In the fall of 1533, Anne gave birth to a child. To Henry’s disappointment, the baby was a girl, the Princess Elizabeth. From that point, Anne began to fall from favor with the King, and grew desperate to retain her position. Anne was also determined to keep her daughter first in the succession to the throne. Like Catherine before her, Anne suffered a series of miscarriages that resulted in only one healthy daughter. She felt threatened by the King’s daughter Mary, and treated her most unkindly.

It was partly due to Anne’s paranoia that the Act of Succession was created. This Act declared Henry’s supremacy over the Church, validated Henry’s new marriage, and awarded the succession to the Crown to the heirs of Henry and Anne. Many of England’s citizens, including some of the country’s foremost spiritual and intellectual leaders, lost their lives by refusing to sign this Act. Sir Thomas More, Henry’s chancellor and best friend, was one of those who died because of the Act of Succession.

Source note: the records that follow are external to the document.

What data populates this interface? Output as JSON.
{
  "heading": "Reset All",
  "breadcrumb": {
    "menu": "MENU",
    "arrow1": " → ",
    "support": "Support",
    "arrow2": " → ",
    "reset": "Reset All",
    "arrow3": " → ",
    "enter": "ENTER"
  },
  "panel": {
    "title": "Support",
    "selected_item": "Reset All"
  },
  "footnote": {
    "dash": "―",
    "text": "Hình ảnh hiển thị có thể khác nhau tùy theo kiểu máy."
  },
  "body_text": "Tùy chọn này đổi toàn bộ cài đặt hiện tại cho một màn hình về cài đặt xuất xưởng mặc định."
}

The effect of all this was the further deterioration of Catherine’s position and health. Both Catherine and Mary suffered under the hostility of Queen Anne, who blamed her delayed marriage and lost childbearing years on Catherine’s obstinacy. Catherine was moved to Kimbolton Castle, an unhealthy, drafty place with an unfriendly staff. Her household allowance was cut to practically nothing. The former Princess Mary, now called Lady Mary, was forced to serve as a lady-in-waiting to the baby Princess Elizabeth. Rumors began to circulate that Catherine was being poisoned, with Anne behind it. The quality of her food and water very poor, with little nutritional value. The climate was moist and damp, and the house was very cold.

At the end of 1535, when she was almost 50 years old, Catherine became very sick. It is not know exactly what disease she had. It was probably a heart condition, or possibly cancer. She had pains in her chest that worsened as days went by. Knowing that she would probably die, she begged to see her daughter. Henry refused. Catherine did receive final visits from two of her dearest friends, the Spanish Ambassador Eustace de Chapuys, and her Spanish lady-in-waiting Maria de Salinas.

Catherine clung to life until January 7, 1536. She spent most of the morning in prayer, and died in mid-afternoon. Her final thoughts reflect her devotion and undying belief that Henry was her true husband. Shortly before she died, she sent Henry a letter stating that "mine eyes desire you above all things".


Additional Reading About Catherine of Aragon

For additional reading about Catherine of Aragon, her daughter Mary I, King Henry VIII, and Henry's other wives, here are some books that may be ordered from 

To bring up the details about a particular book, please click on the underlined link beside the picture of the book you are interested in.

  Six Wives of Henry VIII  by Alison Wier


The Wives of Henry VIII  by Antonia Fraser



Divorced, Beheaded, Survived:  A Feminist Reinterpretation of the Wives of Henry VIII by Karen Lindsey



Henry VIII : The King and His Court by Alison Wier



The Autobiography of Henry VIII : With Notes by His Fool, Will Somers:  A Novel by Margaret George



The Children of Henry VIII by Alison Wier



Bloody Mary by Carolly Erickson



The Tudors (A Royal History of England) by  Neville Williams,  Antonia Fraser (Editor)



The Lives of the Kings & Queens of England by Antonia Fraser (Editor)



The Kings and Queens of England and Scotland by Plantagenet Somerset Fry, Peter Fry


To return to the Catherine of Aragon main paper doll page, please click on the link below:

bullet Catherine of Aragon Main Page

To return to the Henry VIII's Six Wives Paper Doll Page,  please click on this link:


Henry VIII's Six Wives Page

To return to the Royal Paper Dolls Home Page, please click on the link below:


Royal Paper Dolls Home Page